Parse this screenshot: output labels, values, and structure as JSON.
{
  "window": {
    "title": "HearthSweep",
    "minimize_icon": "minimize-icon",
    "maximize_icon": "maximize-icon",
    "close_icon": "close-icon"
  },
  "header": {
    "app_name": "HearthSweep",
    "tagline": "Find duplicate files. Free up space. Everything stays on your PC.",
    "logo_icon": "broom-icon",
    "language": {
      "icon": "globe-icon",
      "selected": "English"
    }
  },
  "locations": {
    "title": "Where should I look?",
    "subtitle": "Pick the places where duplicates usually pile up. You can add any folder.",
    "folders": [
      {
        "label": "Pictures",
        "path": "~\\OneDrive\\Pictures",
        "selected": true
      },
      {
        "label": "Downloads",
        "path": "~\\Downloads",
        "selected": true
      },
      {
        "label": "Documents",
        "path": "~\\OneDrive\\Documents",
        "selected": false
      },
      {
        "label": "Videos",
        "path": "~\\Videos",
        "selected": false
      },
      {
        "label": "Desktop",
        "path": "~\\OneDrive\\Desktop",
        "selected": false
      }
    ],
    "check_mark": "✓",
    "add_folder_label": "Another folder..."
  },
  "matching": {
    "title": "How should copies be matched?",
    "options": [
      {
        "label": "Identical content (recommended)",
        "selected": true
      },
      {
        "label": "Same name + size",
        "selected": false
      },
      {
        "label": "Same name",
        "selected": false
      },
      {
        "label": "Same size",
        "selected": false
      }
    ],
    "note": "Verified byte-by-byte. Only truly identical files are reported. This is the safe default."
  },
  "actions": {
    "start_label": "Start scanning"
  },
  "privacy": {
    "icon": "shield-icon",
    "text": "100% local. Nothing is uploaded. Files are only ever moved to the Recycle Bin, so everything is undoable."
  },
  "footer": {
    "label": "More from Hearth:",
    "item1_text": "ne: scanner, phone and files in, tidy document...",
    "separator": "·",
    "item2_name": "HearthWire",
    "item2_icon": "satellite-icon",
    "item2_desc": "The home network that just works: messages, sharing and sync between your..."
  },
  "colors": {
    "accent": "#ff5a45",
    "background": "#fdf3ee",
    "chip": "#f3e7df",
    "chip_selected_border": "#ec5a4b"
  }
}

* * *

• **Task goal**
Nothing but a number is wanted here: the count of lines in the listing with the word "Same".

• **Written answer**
3